What the task asks: The finished copy must match the records exactly, except that it contains no pictures.

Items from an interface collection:
============================================================

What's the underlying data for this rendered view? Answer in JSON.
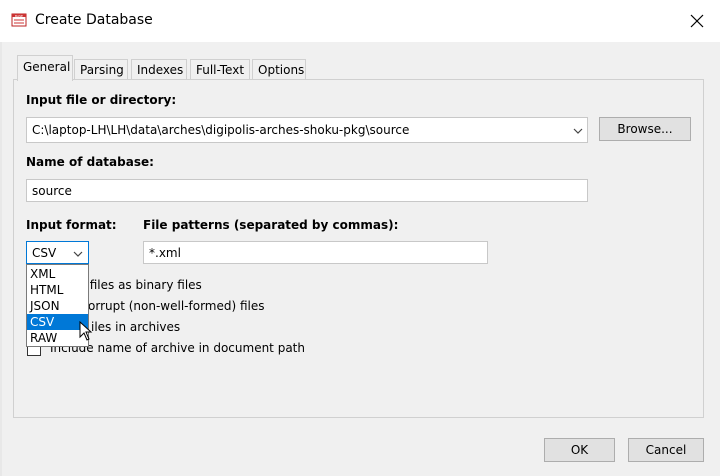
{
  "window": {
    "title": "Create Database",
    "app_icon_text": "BASE"
  },
  "tabs": [
    {
      "label": "General",
      "active": true
    },
    {
      "label": "Parsing",
      "active": false
    },
    {
      "label": "Indexes",
      "active": false
    },
    {
      "label": "Full-Text",
      "active": false
    },
    {
      "label": "Options",
      "active": false
    }
  ],
  "general": {
    "input_label": "Input file or directory:",
    "input_value": "C:\\laptop-LH\\LH\\data\\arches\\digipolis-arches-shoku-pkg\\source",
    "browse_label": "Browse...",
    "name_label": "Name of database:",
    "name_value": "source",
    "format_label": "Input format:",
    "format_value": "CSV",
    "patterns_label": "File patterns (separated by commas):",
    "patterns_value": "*.xml",
    "checkboxes": [
      {
        "label": "ner files as binary files",
        "checked": false
      },
      {
        "label": "orrupt (non-well-formed) files",
        "checked": false
      },
      {
        "label": "iles in archives",
        "checked": false
      },
      {
        "label": "Include name of archive in document path",
        "checked": false
      }
    ],
    "format_options": [
      "XML",
      "HTML",
      "JSON",
      "CSV",
      "RAW"
    ],
    "format_selected": "CSV"
  },
  "footer": {
    "ok_label": "OK",
    "cancel_label": "Cancel"
  },
  "colors": {
    "selection": "#0078d7",
    "dialog_bg": "#f0f0f0",
    "title_bg": "#ffffff"
  },
  "icons": [
    "app-icon",
    "close-icon",
    "chevron-down-icon",
    "mouse-cursor-icon"
  ]
}
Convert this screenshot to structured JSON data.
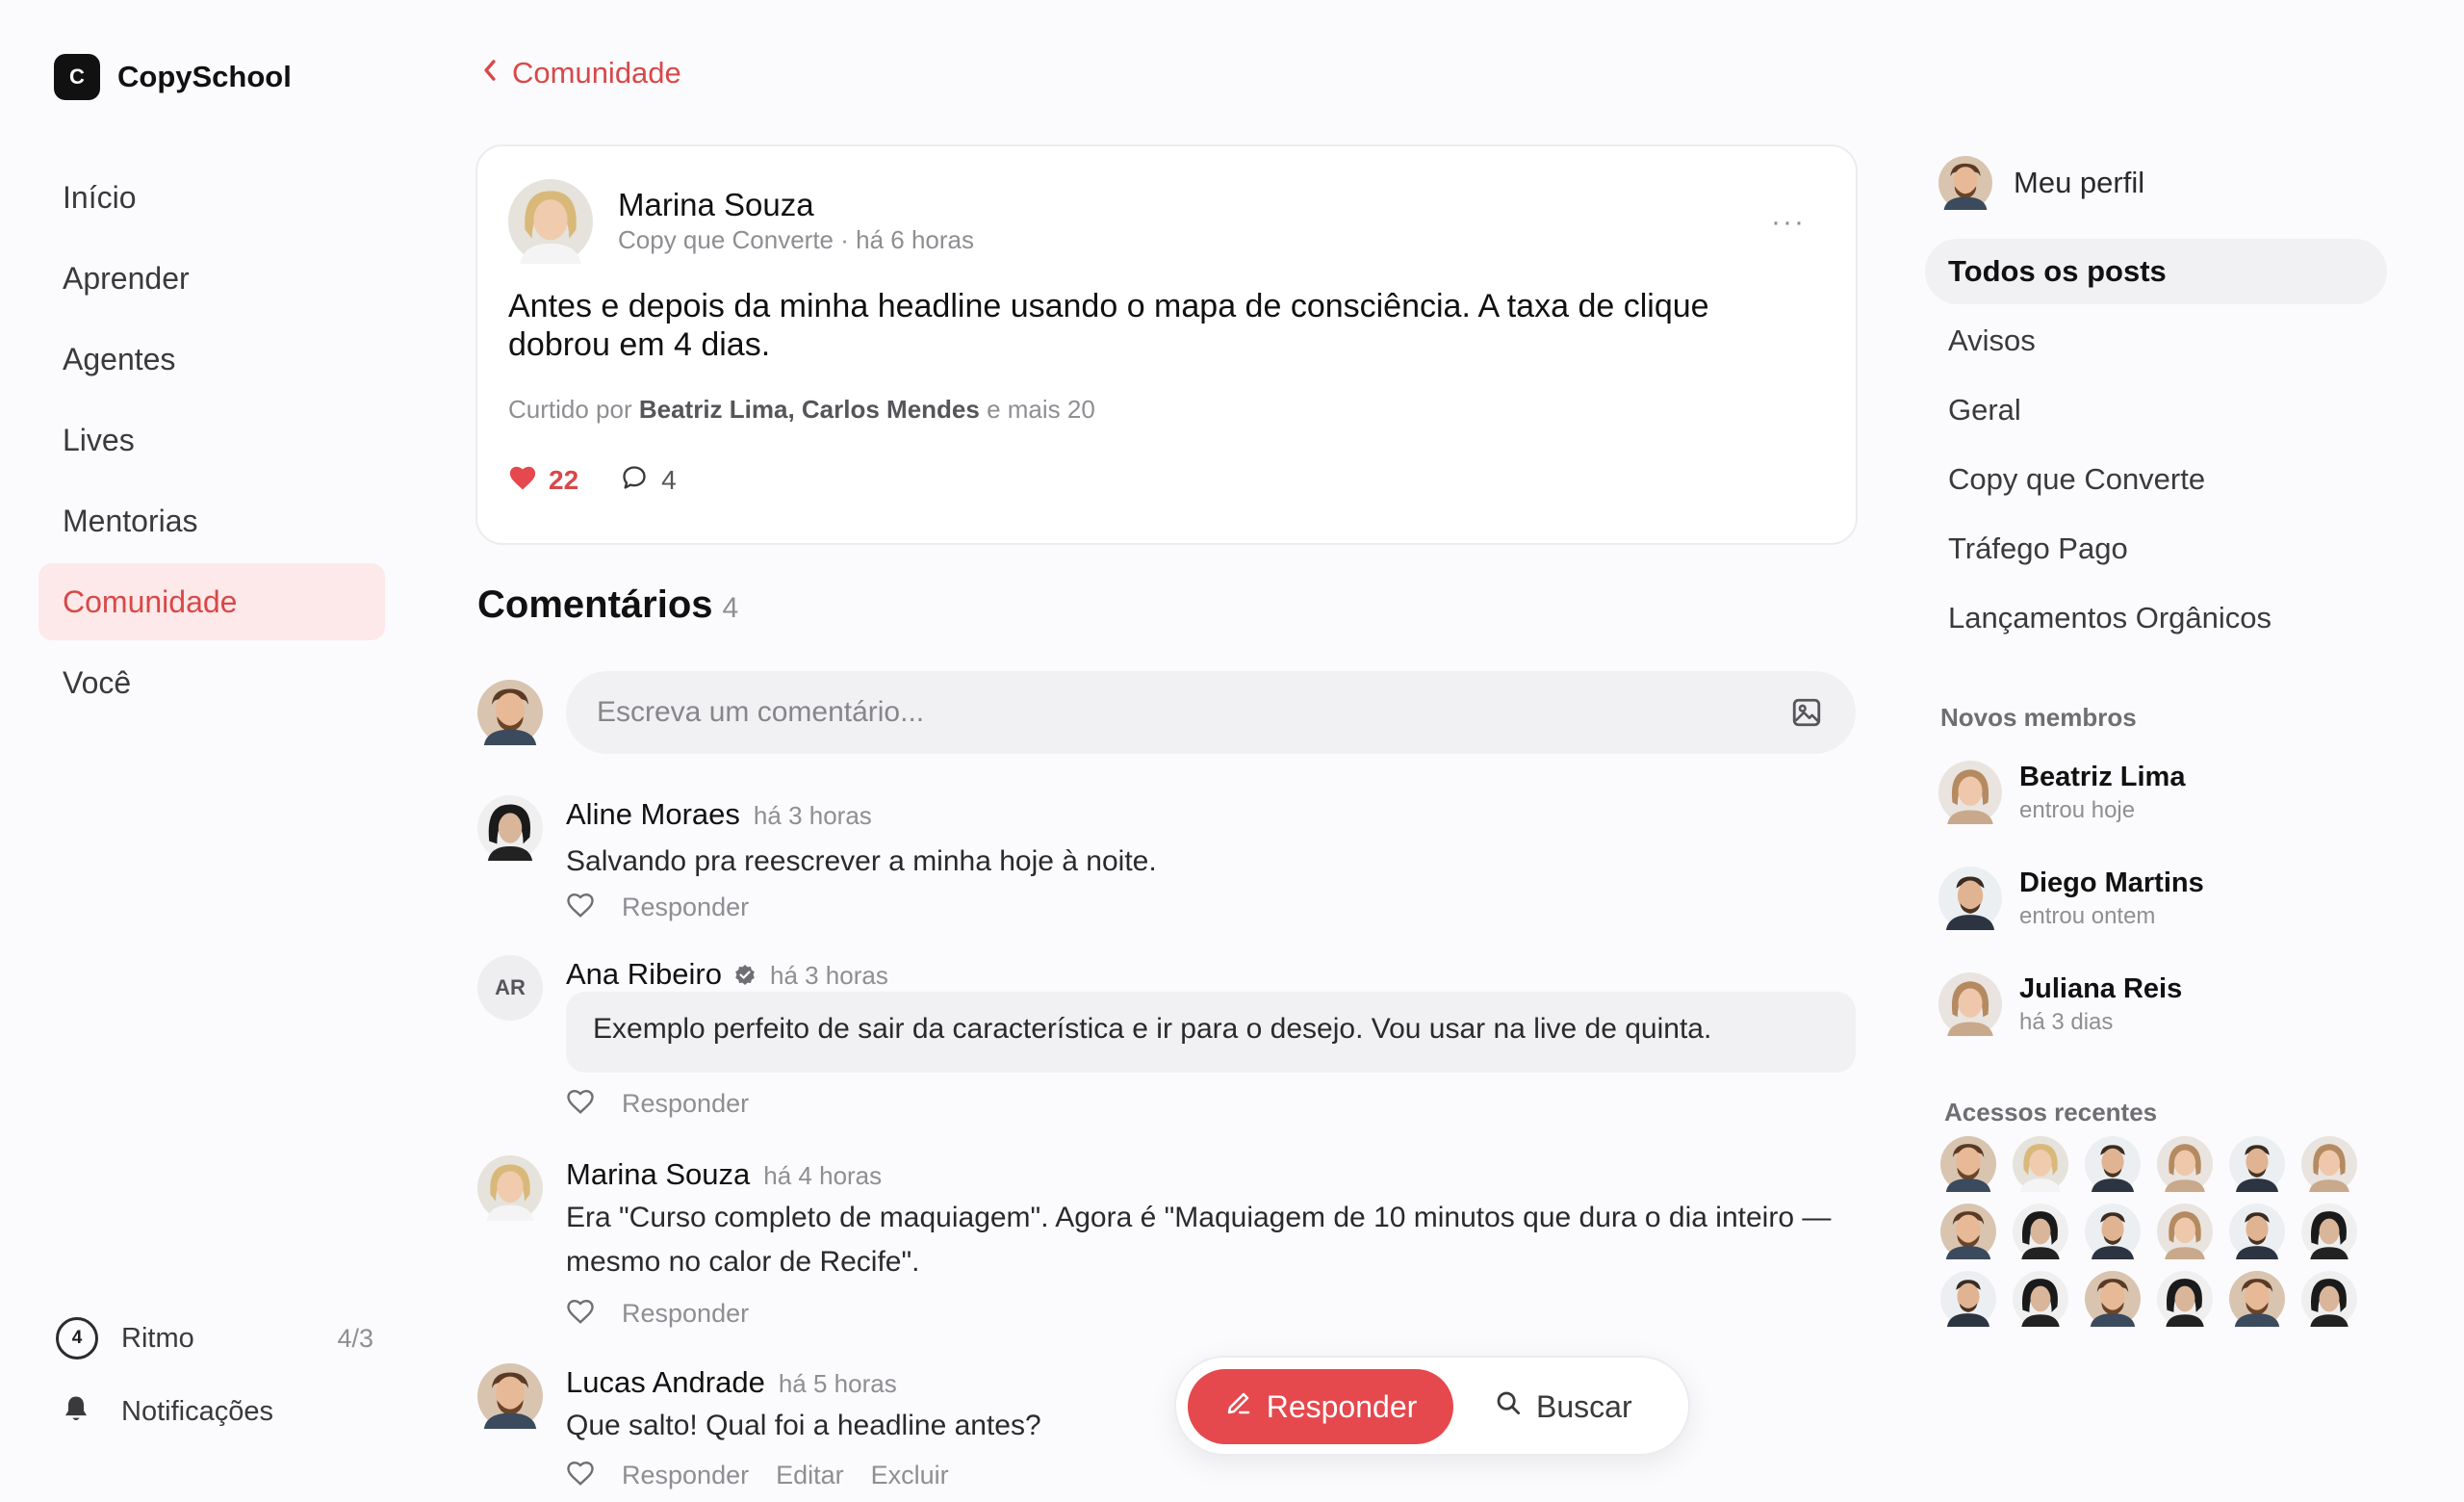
{
  "brand": {
    "logo_letter": "C",
    "name": "CopySchool"
  },
  "nav": {
    "items": [
      {
        "label": "Início",
        "active": false
      },
      {
        "label": "Aprender",
        "active": false
      },
      {
        "label": "Agentes",
        "active": false
      },
      {
        "label": "Lives",
        "active": false
      },
      {
        "label": "Mentorias",
        "active": false
      },
      {
        "label": "Comunidade",
        "active": true
      },
      {
        "label": "Você",
        "active": false
      }
    ],
    "ritmo": {
      "ring_value": "4",
      "label": "Ritmo",
      "count": "4/3"
    },
    "notifications_label": "Notificações"
  },
  "breadcrumb": {
    "back_label": "Comunidade"
  },
  "post": {
    "author": "Marina Souza",
    "meta": "Copy que Converte · há 6 horas",
    "more": "···",
    "body": "Antes e depois da minha headline usando o mapa de consciência. A taxa de clique dobrou em 4 dias.",
    "liked_prefix": "Curtido por ",
    "liked_names": "Beatriz Lima, Carlos Mendes",
    "liked_suffix": " e mais 20",
    "likes": "22",
    "comments": "4"
  },
  "comments_section": {
    "title": "Comentários",
    "count": "4",
    "composer_placeholder": "Escreva um comentário..."
  },
  "comments": [
    {
      "name": "Aline Moraes",
      "time": "há 3 horas",
      "text": "Salvando pra reescrever a minha hoje à noite.",
      "reply": "Responder"
    },
    {
      "name": "Ana Ribeiro",
      "initials": "AR",
      "verified": true,
      "time": "há 3 horas",
      "text": "Exemplo perfeito de sair da característica e ir para o desejo. Vou usar na live de quinta.",
      "reply": "Responder"
    },
    {
      "name": "Marina Souza",
      "time": "há 4 horas",
      "text": "Era \"Curso completo de maquiagem\". Agora é \"Maquiagem de 10 minutos que dura o dia inteiro — mesmo no calor de Recife\".",
      "reply": "Responder"
    },
    {
      "name": "Lucas Andrade",
      "time": "há 5 horas",
      "text": "Que salto! Qual foi a headline antes?",
      "reply": "Responder",
      "edit": "Editar",
      "delete": "Excluir"
    }
  ],
  "floatbar": {
    "reply_label": "Responder",
    "search_label": "Buscar"
  },
  "right": {
    "profile_label": "Meu perfil",
    "categories": [
      {
        "label": "Todos os posts",
        "active": true
      },
      {
        "label": "Avisos",
        "active": false
      },
      {
        "label": "Geral",
        "active": false
      },
      {
        "label": "Copy que Converte",
        "active": false
      },
      {
        "label": "Tráfego Pago",
        "active": false
      },
      {
        "label": "Lançamentos Orgânicos",
        "active": false
      }
    ],
    "new_members_title": "Novos membros",
    "new_members": [
      {
        "name": "Beatriz Lima",
        "sub": "entrou hoje"
      },
      {
        "name": "Diego Martins",
        "sub": "entrou ontem"
      },
      {
        "name": "Juliana Reis",
        "sub": "há 3 dias"
      }
    ],
    "recent_title": "Acessos recentes"
  },
  "colors": {
    "accent": "#e5484d",
    "accent_text": "#d94848",
    "active_nav_bg": "#fde9e9"
  }
}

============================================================

Solution for this problem:
What's the underlying data for this rendered view? Answer in JSON.
{
  "window": {
    "title": "Create Database",
    "app_icon_text": "BASE"
  },
  "tabs": [
    {
      "label": "General",
      "active": true
    },
    {
      "label": "Parsing",
      "active": false
    },
    {
      "label": "Indexes",
      "active": false
    },
    {
      "label": "Full-Text",
      "active": false
    },
    {
      "label": "Options",
      "active": false
    }
  ],
  "general": {
    "input_label": "Input file or directory:",
    "input_value": "C:\\laptop-LH\\LH\\data\\arches\\digipolis-arches-shoku-pkg\\source",
    "browse_label": "Browse...",
    "name_label": "Name of database:",
    "name_value": "source",
    "format_label": "Input format:",
    "format_value": "CSV",
    "patterns_label": "File patterns (separated by commas):",
    "patterns_value": "*.xml",
    "checkboxes": [
      {
        "label": "ner files as binary files",
        "checked": false
      },
      {
        "label": "orrupt (non-well-formed) files",
        "checked": false
      },
      {
        "label": "iles in archives",
        "checked": false
      },
      {
        "label": "Include name of archive in document path",
        "checked": false
      }
    ],
    "format_options": [
      "XML",
      "HTML",
      "JSON",
      "CSV",
      "RAW"
    ],
    "format_selected": "CSV"
  },
  "footer": {
    "ok_label": "OK",
    "cancel_label": "Cancel"
  },
  "colors": {
    "selection": "#0078d7",
    "dialog_bg": "#f0f0f0",
    "title_bg": "#ffffff"
  },
  "icons": [
    "app-icon",
    "close-icon",
    "chevron-down-icon",
    "mouse-cursor-icon"
  ]
}
Convert this screenshot to structured JSON data.
{
  "brand": {
    "logo_letter": "C",
    "name": "CopySchool"
  },
  "nav": {
    "items": [
      {
        "label": "Início",
        "active": false
      },
      {
        "label": "Aprender",
        "active": false
      },
      {
        "label": "Agentes",
        "active": false
      },
      {
        "label": "Lives",
        "active": false
      },
      {
        "label": "Mentorias",
        "active": false
      },
      {
        "label": "Comunidade",
        "active": true
      },
      {
        "label": "Você",
        "active": false
      }
    ],
    "ritmo": {
      "ring_value": "4",
      "label": "Ritmo",
      "count": "4/3"
    },
    "notifications_label": "Notificações"
  },
  "breadcrumb": {
    "back_label": "Comunidade"
  },
  "post": {
    "author": "Marina Souza",
    "meta": "Copy que Converte · há 6 horas",
    "more": "···",
    "body": "Antes e depois da minha headline usando o mapa de consciência. A taxa de clique dobrou em 4 dias.",
    "liked_prefix": "Curtido por ",
    "liked_names": "Beatriz Lima, Carlos Mendes",
    "liked_suffix": " e mais 20",
    "likes": "22",
    "comments": "4"
  },
  "comments_section": {
    "title": "Comentários",
    "count": "4",
    "composer_placeholder": "Escreva um comentário..."
  },
  "comments": [
    {
      "name": "Aline Moraes",
      "time": "há 3 horas",
      "text": "Salvando pra reescrever a minha hoje à noite.",
      "reply": "Responder"
    },
    {
      "name": "Ana Ribeiro",
      "initials": "AR",
      "verified": true,
      "time": "há 3 horas",
      "text": "Exemplo perfeito de sair da característica e ir para o desejo. Vou usar na live de quinta.",
      "reply": "Responder"
    },
    {
      "name": "Marina Souza",
      "time": "há 4 horas",
      "text": "Era \"Curso completo de maquiagem\". Agora é \"Maquiagem de 10 minutos que dura o dia inteiro — mesmo no calor de Recife\".",
      "reply": "Responder"
    },
    {
      "name": "Lucas Andrade",
      "time": "há 5 horas",
      "text": "Que salto! Qual foi a headline antes?",
      "reply": "Responder",
      "edit": "Editar",
      "delete": "Excluir"
    }
  ],
  "floatbar": {
    "reply_label": "Responder",
    "search_label": "Buscar"
  },
  "right": {
    "profile_label": "Meu perfil",
    "categories": [
      {
        "label": "Todos os posts",
        "active": true
      },
      {
        "label": "Avisos",
        "active": false
      },
      {
        "label": "Geral",
        "active": false
      },
      {
        "label": "Copy que Converte",
        "active": false
      },
      {
        "label": "Tráfego Pago",
        "active": false
      },
      {
        "label": "Lançamentos Orgânicos",
        "active": false
      }
    ],
    "new_members_title": "Novos membros",
    "new_members": [
      {
        "name": "Beatriz Lima",
        "sub": "entrou hoje"
      },
      {
        "name": "Diego Martins",
        "sub": "entrou ontem"
      },
      {
        "name": "Juliana Reis",
        "sub": "há 3 dias"
      }
    ],
    "recent_title": "Acessos recentes"
  },
  "colors": {
    "accent": "#e5484d",
    "accent_text": "#d94848",
    "active_nav_bg": "#fde9e9"
  }
}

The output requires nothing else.